McManus: Are you kidding me? You’re rolling, man.
Roel: This new album [Love Songs to the Bombers Flying Overhead] is something like two maps.
McManus: …Because it’s in two main sections, yes?
Roel: Exactly, with one looking further back in time and the other half being drawn sometime in the 1970’s, mostly.
McManus: I love the whole ‘concept album’ approach, man.
Roel: Thank you, Bo, but I don’t think albums can be anything but concept albums. I mean, when you put several elements together, they create correlations and disruptive elements, harmony and forward progression, tension and discordant parts, all the ingredients of storytelling. The thing is that most albums seem to try to act as if there isn’t a conscious interplay of voices within songs, a larger narrative in the act of listening. If it’s a collage, it’s a collage. But we can’t forget that assembly implies intent, and within intent there is a potential for meaning, something we can learn from. From here, we have the beginning of what all albums should do—create a canvas for the mind to wander into the imagination.
McManus: That makes complete sense, Roel.
Roel: I’m tired of hearing my own voice, Bo. My friend Tony tells me I should go to East L.A. and try some tacos while I’m here.

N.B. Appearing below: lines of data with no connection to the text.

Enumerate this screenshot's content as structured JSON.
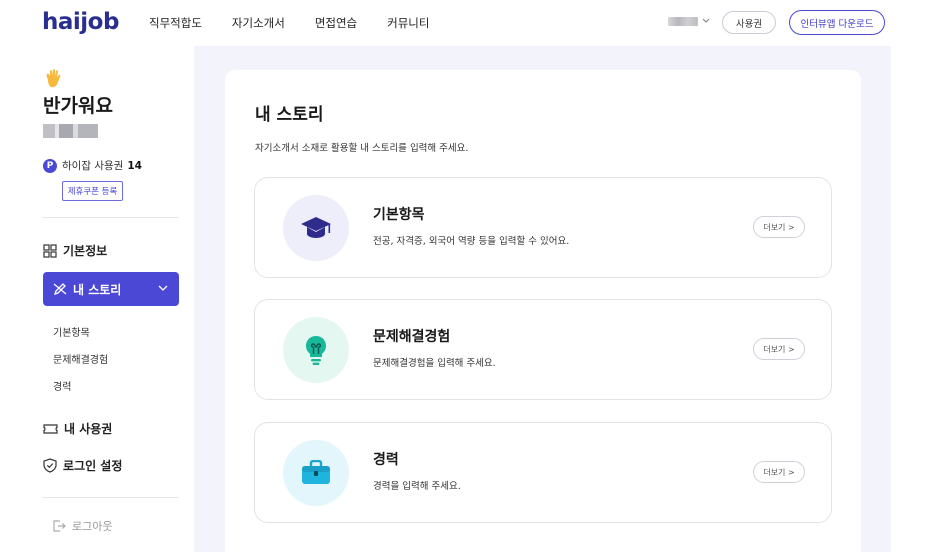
{
  "header": {
    "logo": "haijob",
    "nav": [
      "직무적합도",
      "자기소개서",
      "면접연습",
      "커뮤니티"
    ],
    "ticket_button": "사용권",
    "download_button": "인터뷰앱 다운로드"
  },
  "sidebar": {
    "greeting": "반가워요",
    "points_badge": "P",
    "points_label": "하이잡 사용권",
    "points_count": "14",
    "coupon_button": "제휴쿠폰 등록",
    "menu": {
      "basic_info": "기본정보",
      "my_story": "내 스토리",
      "my_tickets": "내 사용권",
      "login_settings": "로그인 설정",
      "logout": "로그아웃"
    },
    "story_submenu": [
      "기본항목",
      "문제해결경험",
      "경력"
    ]
  },
  "main": {
    "title": "내 스토리",
    "description": "자기소개서 소재로 활용할 내 스토리를 입력해 주세요.",
    "cards": [
      {
        "title": "기본항목",
        "description": "전공, 자격증, 외국어 역량 등을 입력할 수 있어요.",
        "more": "더보기 >",
        "icon": "graduation-cap-icon",
        "bg": "#eeeefb"
      },
      {
        "title": "문제해결경험",
        "description": "문제해결경험을 입력해 주세요.",
        "more": "더보기 >",
        "icon": "lightbulb-icon",
        "bg": "#e4f7f1"
      },
      {
        "title": "경력",
        "description": "경력을 입력해 주세요.",
        "more": "더보기 >",
        "icon": "briefcase-icon",
        "bg": "#e3f6fb"
      }
    ]
  },
  "colors": {
    "accent": "#4b48d6",
    "logo": "#2a2f8f",
    "page_bg": "#f3f4fb"
  }
}
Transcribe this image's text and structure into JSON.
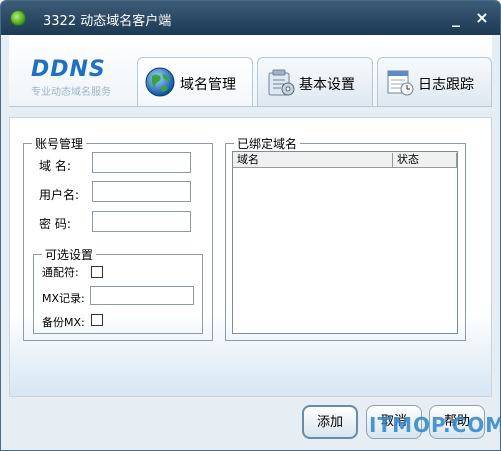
{
  "window": {
    "title": "3322 动态域名客户端",
    "minimize": "_",
    "close": "×"
  },
  "brand": {
    "logo": "DDNS",
    "tagline": "专业动态域名服务"
  },
  "tabs": [
    {
      "label": "域名管理",
      "icon": "globe-icon",
      "active": true
    },
    {
      "label": "基本设置",
      "icon": "settings-icon",
      "active": false
    },
    {
      "label": "日志跟踪",
      "icon": "log-icon",
      "active": false
    }
  ],
  "account": {
    "legend": "账号管理",
    "domain_label": "域  名:",
    "domain_value": "",
    "user_label": "用户名:",
    "user_value": "",
    "password_label": "密  码:",
    "password_value": ""
  },
  "optional": {
    "legend": "可选设置",
    "wildcard_label": "通配符:",
    "wildcard_checked": false,
    "mx_label": "MX记录:",
    "mx_value": "",
    "backup_mx_label": "备份MX:",
    "backup_mx_checked": false
  },
  "bound": {
    "legend": "已绑定域名",
    "columns": [
      "域名",
      "状态"
    ],
    "rows": []
  },
  "buttons": {
    "add": "添加",
    "cancel": "取消",
    "help": "帮助"
  },
  "watermark": "ITMOP.COM",
  "colors": {
    "titlebar": "#1d3a55",
    "accent": "#1f6fc3",
    "background": "#e6eef4"
  }
}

McManus: You want to get tacos?
Roel: Yeah. Let’s go get some tacos, man.